- _Work instructions_
Only a number is expected in reply: the count of lines below where the word "true" occurs.
(Dataset entries Opens)
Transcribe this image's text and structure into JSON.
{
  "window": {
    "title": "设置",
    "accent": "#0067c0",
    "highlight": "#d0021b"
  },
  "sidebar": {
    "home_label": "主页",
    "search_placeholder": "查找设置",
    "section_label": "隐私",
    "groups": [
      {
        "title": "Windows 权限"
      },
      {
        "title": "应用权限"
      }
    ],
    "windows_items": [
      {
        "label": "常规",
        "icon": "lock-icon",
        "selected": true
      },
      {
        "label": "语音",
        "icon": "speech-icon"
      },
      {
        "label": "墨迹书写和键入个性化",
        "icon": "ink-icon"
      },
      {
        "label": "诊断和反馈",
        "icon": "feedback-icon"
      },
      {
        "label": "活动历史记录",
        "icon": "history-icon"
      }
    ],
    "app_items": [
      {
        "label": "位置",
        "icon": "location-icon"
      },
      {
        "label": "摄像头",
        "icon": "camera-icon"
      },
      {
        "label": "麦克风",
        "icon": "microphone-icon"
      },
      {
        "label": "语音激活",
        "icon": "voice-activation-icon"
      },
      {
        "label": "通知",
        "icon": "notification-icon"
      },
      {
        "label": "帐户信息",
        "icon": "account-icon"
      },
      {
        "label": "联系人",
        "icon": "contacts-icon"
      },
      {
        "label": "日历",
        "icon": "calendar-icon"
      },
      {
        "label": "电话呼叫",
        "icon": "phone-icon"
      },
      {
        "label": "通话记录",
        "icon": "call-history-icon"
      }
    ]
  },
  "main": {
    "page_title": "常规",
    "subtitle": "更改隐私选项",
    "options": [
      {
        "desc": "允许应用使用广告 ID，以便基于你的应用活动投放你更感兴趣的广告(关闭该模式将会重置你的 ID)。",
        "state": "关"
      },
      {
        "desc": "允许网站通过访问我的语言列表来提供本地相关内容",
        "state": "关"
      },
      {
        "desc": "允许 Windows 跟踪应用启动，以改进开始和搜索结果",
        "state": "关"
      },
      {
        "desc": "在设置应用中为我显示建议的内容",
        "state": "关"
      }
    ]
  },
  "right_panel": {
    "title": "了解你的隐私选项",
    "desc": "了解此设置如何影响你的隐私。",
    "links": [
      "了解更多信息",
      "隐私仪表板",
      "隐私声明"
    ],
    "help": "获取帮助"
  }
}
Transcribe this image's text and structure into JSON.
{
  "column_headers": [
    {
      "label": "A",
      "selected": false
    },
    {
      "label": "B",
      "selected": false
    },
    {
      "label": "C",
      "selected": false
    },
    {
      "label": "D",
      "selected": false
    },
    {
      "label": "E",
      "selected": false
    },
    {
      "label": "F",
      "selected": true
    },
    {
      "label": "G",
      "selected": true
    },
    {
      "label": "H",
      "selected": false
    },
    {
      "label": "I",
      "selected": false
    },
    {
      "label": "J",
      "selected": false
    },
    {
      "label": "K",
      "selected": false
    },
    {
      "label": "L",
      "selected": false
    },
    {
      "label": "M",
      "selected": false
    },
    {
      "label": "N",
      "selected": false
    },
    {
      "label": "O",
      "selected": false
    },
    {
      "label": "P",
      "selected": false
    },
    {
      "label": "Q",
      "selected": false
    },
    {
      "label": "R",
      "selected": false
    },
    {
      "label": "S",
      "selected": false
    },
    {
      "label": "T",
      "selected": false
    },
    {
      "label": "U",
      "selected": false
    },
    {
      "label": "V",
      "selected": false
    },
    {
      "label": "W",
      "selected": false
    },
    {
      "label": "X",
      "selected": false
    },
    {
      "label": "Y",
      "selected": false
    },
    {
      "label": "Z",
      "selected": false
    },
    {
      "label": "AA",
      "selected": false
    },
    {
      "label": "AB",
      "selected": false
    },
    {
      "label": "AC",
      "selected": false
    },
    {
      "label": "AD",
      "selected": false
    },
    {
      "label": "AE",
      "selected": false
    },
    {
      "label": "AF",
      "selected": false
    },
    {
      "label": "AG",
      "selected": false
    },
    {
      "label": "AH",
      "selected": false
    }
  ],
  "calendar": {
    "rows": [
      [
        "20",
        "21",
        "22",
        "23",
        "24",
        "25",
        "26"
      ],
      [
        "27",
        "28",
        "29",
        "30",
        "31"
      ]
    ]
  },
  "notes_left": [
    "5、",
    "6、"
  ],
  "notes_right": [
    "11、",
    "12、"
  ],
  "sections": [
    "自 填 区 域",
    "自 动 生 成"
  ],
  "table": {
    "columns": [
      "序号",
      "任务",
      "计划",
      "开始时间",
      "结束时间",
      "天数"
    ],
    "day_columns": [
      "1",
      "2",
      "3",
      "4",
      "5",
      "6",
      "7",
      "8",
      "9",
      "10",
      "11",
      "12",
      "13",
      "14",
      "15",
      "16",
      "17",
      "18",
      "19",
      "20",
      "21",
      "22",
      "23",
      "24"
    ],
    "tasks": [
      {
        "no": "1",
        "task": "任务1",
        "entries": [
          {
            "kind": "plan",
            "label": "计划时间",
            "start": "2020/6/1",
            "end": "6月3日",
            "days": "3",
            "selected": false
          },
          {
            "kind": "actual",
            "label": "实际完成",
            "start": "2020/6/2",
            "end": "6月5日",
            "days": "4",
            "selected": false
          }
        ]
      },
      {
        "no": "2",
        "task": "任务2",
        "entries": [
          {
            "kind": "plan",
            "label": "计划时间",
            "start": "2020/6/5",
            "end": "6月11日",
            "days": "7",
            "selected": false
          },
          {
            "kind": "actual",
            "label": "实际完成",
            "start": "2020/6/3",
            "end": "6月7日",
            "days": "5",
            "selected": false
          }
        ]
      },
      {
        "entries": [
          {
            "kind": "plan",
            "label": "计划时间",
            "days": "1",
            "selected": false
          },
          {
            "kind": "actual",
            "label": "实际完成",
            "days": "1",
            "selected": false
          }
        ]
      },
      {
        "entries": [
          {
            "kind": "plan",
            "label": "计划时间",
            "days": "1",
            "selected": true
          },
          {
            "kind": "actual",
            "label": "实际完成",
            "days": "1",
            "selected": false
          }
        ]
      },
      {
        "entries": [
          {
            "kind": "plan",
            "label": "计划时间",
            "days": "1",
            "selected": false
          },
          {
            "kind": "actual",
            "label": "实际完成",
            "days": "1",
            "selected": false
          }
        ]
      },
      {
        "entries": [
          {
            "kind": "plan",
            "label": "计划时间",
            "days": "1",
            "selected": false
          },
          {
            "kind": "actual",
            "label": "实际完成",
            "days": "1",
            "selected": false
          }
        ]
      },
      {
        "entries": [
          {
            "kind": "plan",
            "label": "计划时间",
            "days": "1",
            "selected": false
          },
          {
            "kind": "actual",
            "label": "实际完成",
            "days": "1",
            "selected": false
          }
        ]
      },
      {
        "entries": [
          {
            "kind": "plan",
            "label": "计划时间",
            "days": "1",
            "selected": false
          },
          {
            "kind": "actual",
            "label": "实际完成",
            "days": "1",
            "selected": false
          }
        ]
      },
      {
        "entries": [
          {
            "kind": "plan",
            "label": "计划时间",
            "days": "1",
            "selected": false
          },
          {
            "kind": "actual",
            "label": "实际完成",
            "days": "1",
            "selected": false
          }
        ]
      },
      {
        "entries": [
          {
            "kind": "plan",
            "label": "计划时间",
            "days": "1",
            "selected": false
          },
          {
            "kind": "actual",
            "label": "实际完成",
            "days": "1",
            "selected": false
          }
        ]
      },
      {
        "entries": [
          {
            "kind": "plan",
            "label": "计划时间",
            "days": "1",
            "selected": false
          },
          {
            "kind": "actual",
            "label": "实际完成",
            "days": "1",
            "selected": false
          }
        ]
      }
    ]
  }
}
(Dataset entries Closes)
- _Task solution_
4